Germany's Deutsche Bank AG said Friday that it would shut down its investment banking operations in Russia, as part of the new co-CEO John Cryan’s plan to pull the banking giant out of some countries amid criminal probes and lawsuits.

About 200 jobs would be affected due to the move, sources told Bloomberg. However, about 200 people in transaction banking and another 900 in IT functions who work in Russia are expected to stay in place, the report added.

Deutsche Bank said in a statement that it has taken the decision to “reduce complexity, costs, risks and capital consumption.”

The move comes at a time when the bank is under investigation from regulators in both the U.S. and European countries. Investigators are looking into allegations of money laundering by the bank's Russian clients, and conducting probes into its compliance systems.

Deutsche Bank said in July that it was reviewing stock trades by anonymous clients through its Moscow and London offices, which reportedly involved securities exchanges worth billions of dollars.

The bank was also slapped with a $2.5 billion fine in April, the most severe punishment for interest-rate benchmark manipulation in history. The lender was found to have manipulated Libor, London’s benchmark for interbank borrowing, in London, Tokyo, New York and Frankfurt.

The company is also set to slash about one quarter of its total staff, or about 23,000 jobs, through layoffs in its technology activities and spinning off its PostBank division, according to reports, citing sources.

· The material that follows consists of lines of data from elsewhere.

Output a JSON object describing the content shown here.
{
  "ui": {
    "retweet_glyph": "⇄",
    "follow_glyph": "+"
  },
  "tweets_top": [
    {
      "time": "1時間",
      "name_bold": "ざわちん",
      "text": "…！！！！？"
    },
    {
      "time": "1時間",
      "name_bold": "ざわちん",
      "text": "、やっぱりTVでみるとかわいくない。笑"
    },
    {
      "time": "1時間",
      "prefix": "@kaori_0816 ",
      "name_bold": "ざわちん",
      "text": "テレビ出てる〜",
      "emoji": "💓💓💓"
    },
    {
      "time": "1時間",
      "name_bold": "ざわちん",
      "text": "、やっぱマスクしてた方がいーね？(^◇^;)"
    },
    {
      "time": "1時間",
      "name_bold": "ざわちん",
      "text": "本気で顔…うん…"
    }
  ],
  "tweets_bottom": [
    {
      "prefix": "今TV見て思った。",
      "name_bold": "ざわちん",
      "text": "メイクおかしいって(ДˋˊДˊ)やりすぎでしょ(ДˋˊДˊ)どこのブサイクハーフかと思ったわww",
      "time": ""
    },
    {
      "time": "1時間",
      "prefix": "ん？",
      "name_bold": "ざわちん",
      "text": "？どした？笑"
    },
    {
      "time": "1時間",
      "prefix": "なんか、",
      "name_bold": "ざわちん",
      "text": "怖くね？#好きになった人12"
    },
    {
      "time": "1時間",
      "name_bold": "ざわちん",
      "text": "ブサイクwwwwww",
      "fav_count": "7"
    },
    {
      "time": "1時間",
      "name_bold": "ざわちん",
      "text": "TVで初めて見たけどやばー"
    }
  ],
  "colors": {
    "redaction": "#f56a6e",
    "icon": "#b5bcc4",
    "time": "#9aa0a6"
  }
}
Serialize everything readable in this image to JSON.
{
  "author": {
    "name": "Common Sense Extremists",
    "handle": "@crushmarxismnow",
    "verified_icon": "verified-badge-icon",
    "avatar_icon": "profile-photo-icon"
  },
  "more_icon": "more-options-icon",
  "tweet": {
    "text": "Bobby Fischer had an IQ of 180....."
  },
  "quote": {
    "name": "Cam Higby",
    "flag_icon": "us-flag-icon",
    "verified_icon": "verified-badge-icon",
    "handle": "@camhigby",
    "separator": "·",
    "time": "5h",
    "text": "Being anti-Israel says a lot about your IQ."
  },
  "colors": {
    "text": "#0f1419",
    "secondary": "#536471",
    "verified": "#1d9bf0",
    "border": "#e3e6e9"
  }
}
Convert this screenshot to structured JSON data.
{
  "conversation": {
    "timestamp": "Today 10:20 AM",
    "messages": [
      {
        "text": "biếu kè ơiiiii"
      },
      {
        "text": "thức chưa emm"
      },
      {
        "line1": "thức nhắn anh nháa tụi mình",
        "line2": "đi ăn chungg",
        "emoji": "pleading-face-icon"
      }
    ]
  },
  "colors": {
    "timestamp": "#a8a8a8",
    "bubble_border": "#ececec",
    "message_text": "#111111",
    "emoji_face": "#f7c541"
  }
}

“Deutsche Bank has to decide what it wants to do and whether it wants to be in countries that have this kind of cultural risk of money laundering,” analyst Dirk Becker from Kepler Cheuvreux told Bloomberg. “The profits just don’t justify the kind of risk that they’re exposed to.”

Germany’s biggest lender said in May that it would shut operations in as many as 10 countries, as part of a plan to reduce its adjusted costs by about 15 percent by 2020. Cryan, who took over from previous co-CEO Anshu Jain in July, has said that he will slash costs and slim down trade operations.

Other banks are also cutting operations in Russia. France’s BNP Paribas SA pulled out its fund-management venture in the country, Austria’s Raiffeisen Bank International AG sold off its pension funds business and German reinsurer Munich Re shuttered its Moscow office.